Reducing Threats From Cats
|Photo by Avery English-Elliott/NAS
House cats are non-native predators. Even with a full stomach, their instinct to hunt drives them to stalk and kill available prey. In a wildlife-friendly yard, birds, small mammals, and even large insects are sitting ducks for the well-designed feline carnivore. House cats are effective hunters but unnatural predators in any outdoor setting. By killing millions of birds each year in North America alone, cats have a negative and dangerous impact on bird populations.
Keep Cats Indoors
How can this help? Keeping cats indoors ensures that birds outdoors stay safe. Cats, too, benefit, as they’ll be exposed to less risk of disease, parasites, predation, poison, and accidents.

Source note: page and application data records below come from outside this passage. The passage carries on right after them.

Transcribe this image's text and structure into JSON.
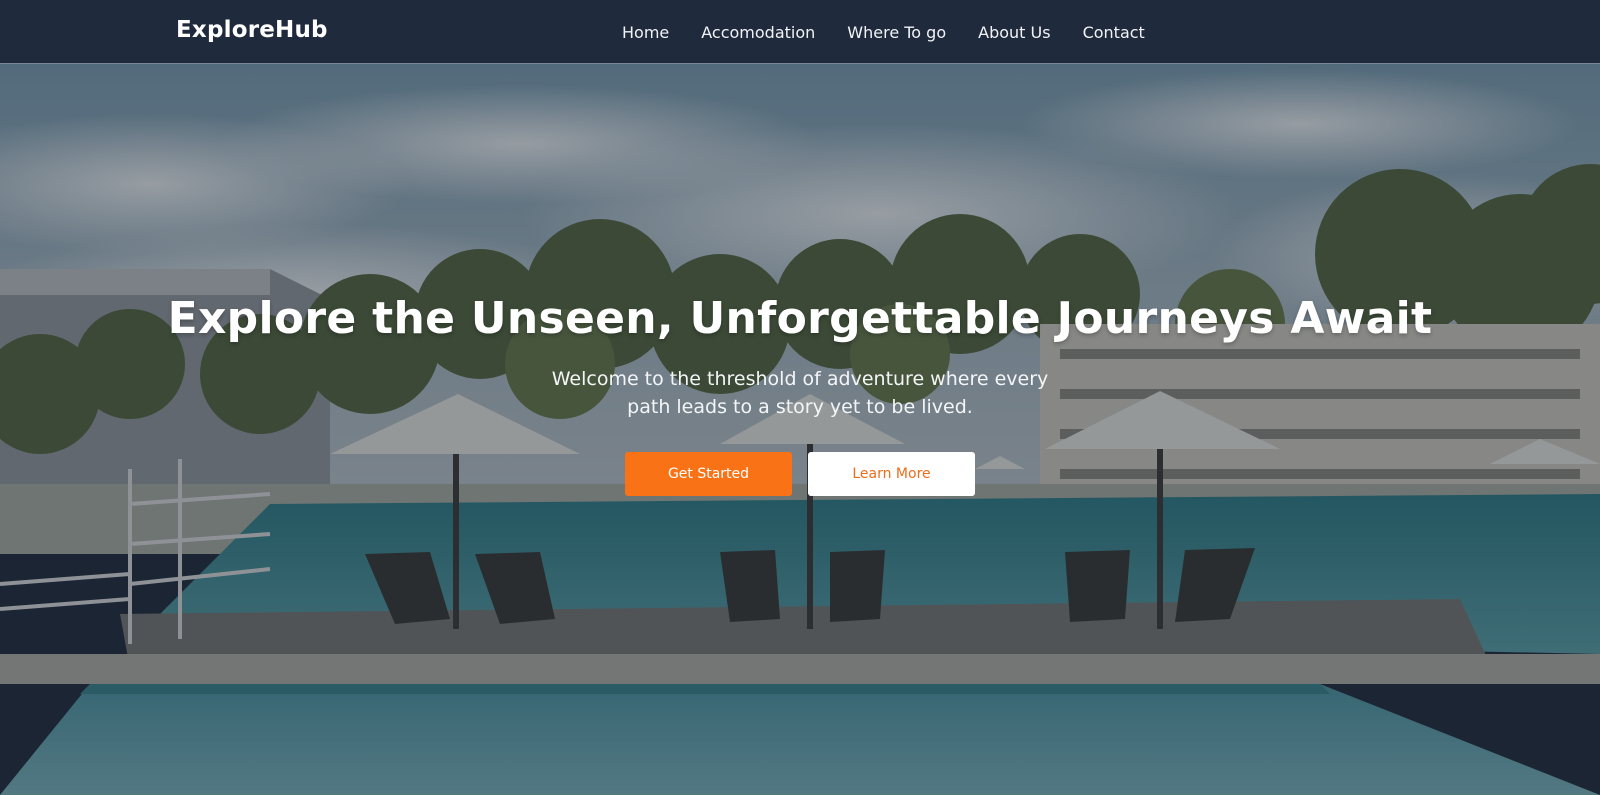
{
  "header": {
    "brand": "ExploreHub",
    "nav": [
      {
        "label": "Home"
      },
      {
        "label": "Accomodation"
      },
      {
        "label": "Where To go"
      },
      {
        "label": "About Us"
      },
      {
        "label": "Contact"
      }
    ]
  },
  "hero": {
    "title": "Explore the Unseen, Unforgettable Journeys Await",
    "subtitle": "Welcome to the threshold of adventure where every path leads to a story yet to be lived.",
    "primary_cta": "Get Started",
    "secondary_cta": "Learn More",
    "background_image": "resort-pool-with-umbrellas-and-lounge-chairs"
  },
  "colors": {
    "navbar": "#1f2a3c",
    "accent": "#f97316",
    "secondary_button": "#ffffff",
    "secondary_button_text": "#ea6d1a"
  }
}
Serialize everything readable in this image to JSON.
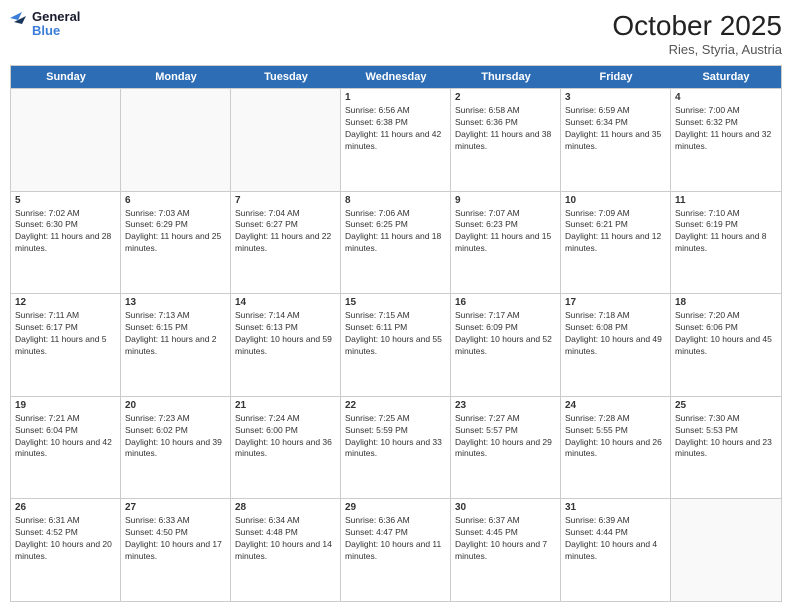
{
  "header": {
    "logo_line1": "General",
    "logo_line2": "Blue",
    "month": "October 2025",
    "location": "Ries, Styria, Austria"
  },
  "days_of_week": [
    "Sunday",
    "Monday",
    "Tuesday",
    "Wednesday",
    "Thursday",
    "Friday",
    "Saturday"
  ],
  "weeks": [
    [
      {
        "day": "",
        "info": ""
      },
      {
        "day": "",
        "info": ""
      },
      {
        "day": "",
        "info": ""
      },
      {
        "day": "1",
        "info": "Sunrise: 6:56 AM\nSunset: 6:38 PM\nDaylight: 11 hours and 42 minutes."
      },
      {
        "day": "2",
        "info": "Sunrise: 6:58 AM\nSunset: 6:36 PM\nDaylight: 11 hours and 38 minutes."
      },
      {
        "day": "3",
        "info": "Sunrise: 6:59 AM\nSunset: 6:34 PM\nDaylight: 11 hours and 35 minutes."
      },
      {
        "day": "4",
        "info": "Sunrise: 7:00 AM\nSunset: 6:32 PM\nDaylight: 11 hours and 32 minutes."
      }
    ],
    [
      {
        "day": "5",
        "info": "Sunrise: 7:02 AM\nSunset: 6:30 PM\nDaylight: 11 hours and 28 minutes."
      },
      {
        "day": "6",
        "info": "Sunrise: 7:03 AM\nSunset: 6:29 PM\nDaylight: 11 hours and 25 minutes."
      },
      {
        "day": "7",
        "info": "Sunrise: 7:04 AM\nSunset: 6:27 PM\nDaylight: 11 hours and 22 minutes."
      },
      {
        "day": "8",
        "info": "Sunrise: 7:06 AM\nSunset: 6:25 PM\nDaylight: 11 hours and 18 minutes."
      },
      {
        "day": "9",
        "info": "Sunrise: 7:07 AM\nSunset: 6:23 PM\nDaylight: 11 hours and 15 minutes."
      },
      {
        "day": "10",
        "info": "Sunrise: 7:09 AM\nSunset: 6:21 PM\nDaylight: 11 hours and 12 minutes."
      },
      {
        "day": "11",
        "info": "Sunrise: 7:10 AM\nSunset: 6:19 PM\nDaylight: 11 hours and 8 minutes."
      }
    ],
    [
      {
        "day": "12",
        "info": "Sunrise: 7:11 AM\nSunset: 6:17 PM\nDaylight: 11 hours and 5 minutes."
      },
      {
        "day": "13",
        "info": "Sunrise: 7:13 AM\nSunset: 6:15 PM\nDaylight: 11 hours and 2 minutes."
      },
      {
        "day": "14",
        "info": "Sunrise: 7:14 AM\nSunset: 6:13 PM\nDaylight: 10 hours and 59 minutes."
      },
      {
        "day": "15",
        "info": "Sunrise: 7:15 AM\nSunset: 6:11 PM\nDaylight: 10 hours and 55 minutes."
      },
      {
        "day": "16",
        "info": "Sunrise: 7:17 AM\nSunset: 6:09 PM\nDaylight: 10 hours and 52 minutes."
      },
      {
        "day": "17",
        "info": "Sunrise: 7:18 AM\nSunset: 6:08 PM\nDaylight: 10 hours and 49 minutes."
      },
      {
        "day": "18",
        "info": "Sunrise: 7:20 AM\nSunset: 6:06 PM\nDaylight: 10 hours and 45 minutes."
      }
    ],
    [
      {
        "day": "19",
        "info": "Sunrise: 7:21 AM\nSunset: 6:04 PM\nDaylight: 10 hours and 42 minutes."
      },
      {
        "day": "20",
        "info": "Sunrise: 7:23 AM\nSunset: 6:02 PM\nDaylight: 10 hours and 39 minutes."
      },
      {
        "day": "21",
        "info": "Sunrise: 7:24 AM\nSunset: 6:00 PM\nDaylight: 10 hours and 36 minutes."
      },
      {
        "day": "22",
        "info": "Sunrise: 7:25 AM\nSunset: 5:59 PM\nDaylight: 10 hours and 33 minutes."
      },
      {
        "day": "23",
        "info": "Sunrise: 7:27 AM\nSunset: 5:57 PM\nDaylight: 10 hours and 29 minutes."
      },
      {
        "day": "24",
        "info": "Sunrise: 7:28 AM\nSunset: 5:55 PM\nDaylight: 10 hours and 26 minutes."
      },
      {
        "day": "25",
        "info": "Sunrise: 7:30 AM\nSunset: 5:53 PM\nDaylight: 10 hours and 23 minutes."
      }
    ],
    [
      {
        "day": "26",
        "info": "Sunrise: 6:31 AM\nSunset: 4:52 PM\nDaylight: 10 hours and 20 minutes."
      },
      {
        "day": "27",
        "info": "Sunrise: 6:33 AM\nSunset: 4:50 PM\nDaylight: 10 hours and 17 minutes."
      },
      {
        "day": "28",
        "info": "Sunrise: 6:34 AM\nSunset: 4:48 PM\nDaylight: 10 hours and 14 minutes."
      },
      {
        "day": "29",
        "info": "Sunrise: 6:36 AM\nSunset: 4:47 PM\nDaylight: 10 hours and 11 minutes."
      },
      {
        "day": "30",
        "info": "Sunrise: 6:37 AM\nSunset: 4:45 PM\nDaylight: 10 hours and 7 minutes."
      },
      {
        "day": "31",
        "info": "Sunrise: 6:39 AM\nSunset: 4:44 PM\nDaylight: 10 hours and 4 minutes."
      },
      {
        "day": "",
        "info": ""
      }
    ]
  ]
}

According the to American Humane Society, cats that are allowed to roam outside live an average of 3 years while indoor cats typically reach an average age of 15 years.
Practicality — HIGH: There’s no better way to eliminate the threat of cat predation and to protect the cats themselves.
How can this help? Vegetation or a brush pile can provide a place for birds to escape to and hide. Plants should be close enough to feeders (10-12 feet) to allow feeding birds a safe approach and quick escape, but far enough away to enable a clear view of approaching cats.
Practicality — HIGH: As you develop a yard that is safe for wildlife, it’s easy to include dense vegetation or a brush pile in your plans.
Deter With Water
How can this help? A gentle spray of water from a water pistol or plant bottle can encourage cats to vacate your wildlife-friendly environs.
Practicality – MED: An inexpensive cat-deterrent but dependent on your vigilance when cats are present. It also may take repeated and consistent spraying to get the point across. Other humane methods of making cats unwelcome include motion-activated sprinklers at entrance points, cat-proof fencing, and thorny brambles under feeders.
How can this help? Humane traps provide the means to trap visiting cats so that they may be transported safely to the local animal shelter.
Practicality – HIGH: In some cases, stray or troublesome cats can be trapped by local animal control authorities. Otherwise, traps can be purchased at your local home center and reused if the problem persists.
How can this help? Using ultrasound deterrents in the yard eliminates the need for physical barriers. The best devices use motion/heat detectors geared specifically for cats.
Practicality – MED: Ultrasound deterrents can be expensive and on larger properties, more than one might be needed. But they have proven to work successfully.
How can this help? Talking with your neighbors and asking them to keep their cat indoors or confined to their yard can help eliminate a problem at its source.
Practicality – MED: It’s not always easy to approach your neighbors about their pets, but it will go a long way to save birds.
The Campaign for Safer Cats and Birds
Happy Indoor Cats – Factsheet
Canadian Federation of Humane Societies